- **Records from a data source**
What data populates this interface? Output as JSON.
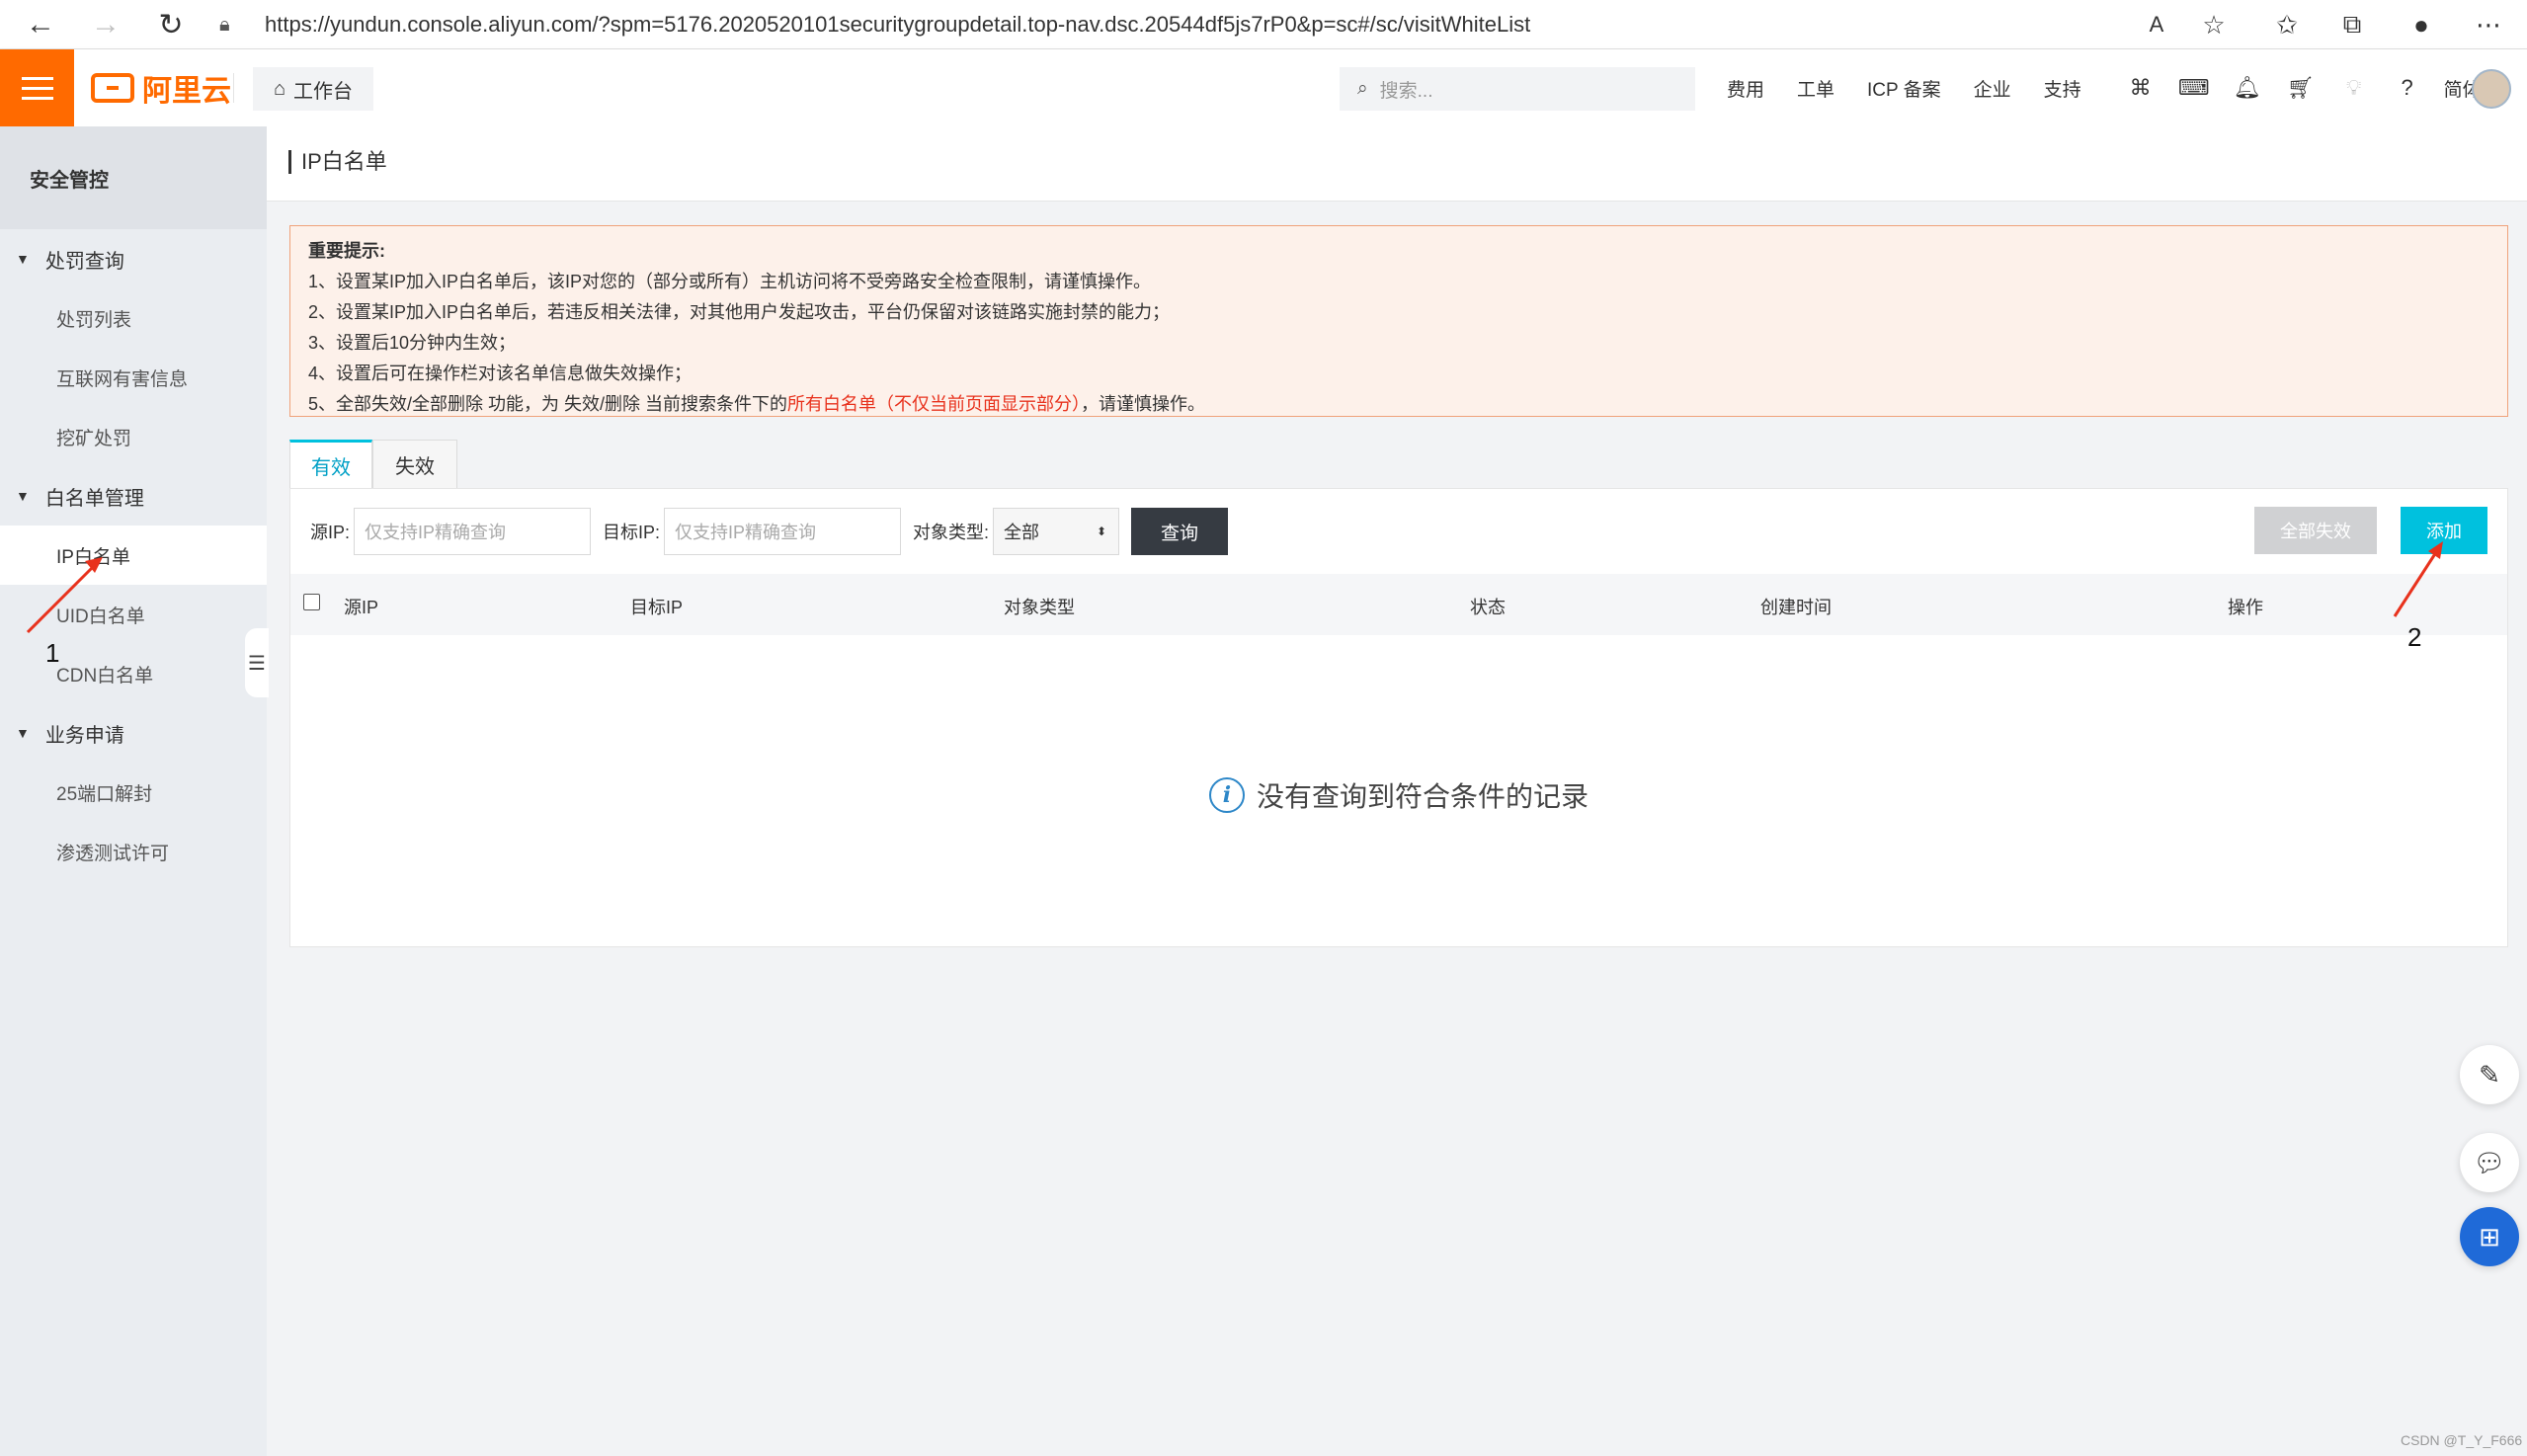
{
  "browser": {
    "url": "https://yundun.console.aliyun.com/?spm=5176.2020520101securitygroupdetail.top-nav.dsc.20544df5js7rP0&p=sc#/sc/visitWhiteList"
  },
  "topnav": {
    "logo": "阿里云",
    "workbench": "工作台",
    "search_placeholder": "搜索...",
    "items": [
      "费用",
      "工单",
      "ICP 备案",
      "企业",
      "支持"
    ],
    "lang": "简体"
  },
  "sidebar": {
    "title": "安全管控",
    "groups": [
      {
        "label": "处罚查询",
        "items": [
          "处罚列表",
          "互联网有害信息",
          "挖矿处罚"
        ]
      },
      {
        "label": "白名单管理",
        "items": [
          "IP白名单",
          "UID白名单",
          "CDN白名单"
        ]
      },
      {
        "label": "业务申请",
        "items": [
          "25端口解封",
          "渗透测试许可"
        ]
      }
    ]
  },
  "page": {
    "title": "IP白名单"
  },
  "notice": {
    "title": "重要提示:",
    "line1": "1、设置某IP加入IP白名单后，该IP对您的（部分或所有）主机访问将不受旁路安全检查限制，请谨慎操作。",
    "line2": "2、设置某IP加入IP白名单后，若违反相关法律，对其他用户发起攻击，平台仍保留对该链路实施封禁的能力；",
    "line3": "3、设置后10分钟内生效；",
    "line4": "4、设置后可在操作栏对该名单信息做失效操作；",
    "line5_pre": "5、全部失效/全部删除 功能，为 失效/删除 当前搜索条件下的",
    "line5_red": "所有白名单（不仅当前页面显示部分）",
    "line5_post": "，请谨慎操作。"
  },
  "tabs": [
    "有效",
    "失效"
  ],
  "filters": {
    "src_label": "源IP:",
    "src_placeholder": "仅支持IP精确查询",
    "dst_label": "目标IP:",
    "dst_placeholder": "仅支持IP精确查询",
    "type_label": "对象类型:",
    "type_value": "全部",
    "query_button": "查询",
    "disable_all_button": "全部失效",
    "add_button": "添加"
  },
  "table": {
    "columns": [
      "源IP",
      "目标IP",
      "对象类型",
      "状态",
      "创建时间",
      "操作"
    ],
    "empty_text": "没有查询到符合条件的记录"
  },
  "annotations": [
    "1",
    "2"
  ],
  "watermark": "CSDN @T_Y_F666",
  "colors": {
    "brand": "#ff6a00",
    "accent": "#00c1de",
    "notice_bg": "#fdf1ea",
    "arrow": "#e8321d"
  }
}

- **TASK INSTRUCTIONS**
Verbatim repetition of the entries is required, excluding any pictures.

- **ANSWER TO THE EXERCISE**
What data populates this interface? Output as JSON.
{
  "browser": {
    "url": "https://yundun.console.aliyun.com/?spm=5176.2020520101securitygroupdetail.top-nav.dsc.20544df5js7rP0&p=sc#/sc/visitWhiteList"
  },
  "topnav": {
    "logo": "阿里云",
    "workbench": "工作台",
    "search_placeholder": "搜索...",
    "items": [
      "费用",
      "工单",
      "ICP 备案",
      "企业",
      "支持"
    ],
    "lang": "简体"
  },
  "sidebar": {
    "title": "安全管控",
    "groups": [
      {
        "label": "处罚查询",
        "items": [
          "处罚列表",
          "互联网有害信息",
          "挖矿处罚"
        ]
      },
      {
        "label": "白名单管理",
        "items": [
          "IP白名单",
          "UID白名单",
          "CDN白名单"
        ]
      },
      {
        "label": "业务申请",
        "items": [
          "25端口解封",
          "渗透测试许可"
        ]
      }
    ]
  },
  "page": {
    "title": "IP白名单"
  },
  "notice": {
    "title": "重要提示:",
    "line1": "1、设置某IP加入IP白名单后，该IP对您的（部分或所有）主机访问将不受旁路安全检查限制，请谨慎操作。",
    "line2": "2、设置某IP加入IP白名单后，若违反相关法律，对其他用户发起攻击，平台仍保留对该链路实施封禁的能力；",
    "line3": "3、设置后10分钟内生效；",
    "line4": "4、设置后可在操作栏对该名单信息做失效操作；",
    "line5_pre": "5、全部失效/全部删除 功能，为 失效/删除 当前搜索条件下的",
    "line5_red": "所有白名单（不仅当前页面显示部分）",
    "line5_post": "，请谨慎操作。"
  },
  "tabs": [
    "有效",
    "失效"
  ],
  "filters": {
    "src_label": "源IP:",
    "src_placeholder": "仅支持IP精确查询",
    "dst_label": "目标IP:",
    "dst_placeholder": "仅支持IP精确查询",
    "type_label": "对象类型:",
    "type_value": "全部",
    "query_button": "查询",
    "disable_all_button": "全部失效",
    "add_button": "添加"
  },
  "table": {
    "columns": [
      "源IP",
      "目标IP",
      "对象类型",
      "状态",
      "创建时间",
      "操作"
    ],
    "empty_text": "没有查询到符合条件的记录"
  },
  "annotations": [
    "1",
    "2"
  ],
  "watermark": "CSDN @T_Y_F666",
  "colors": {
    "brand": "#ff6a00",
    "accent": "#00c1de",
    "notice_bg": "#fdf1ea",
    "arrow": "#e8321d"
  }
}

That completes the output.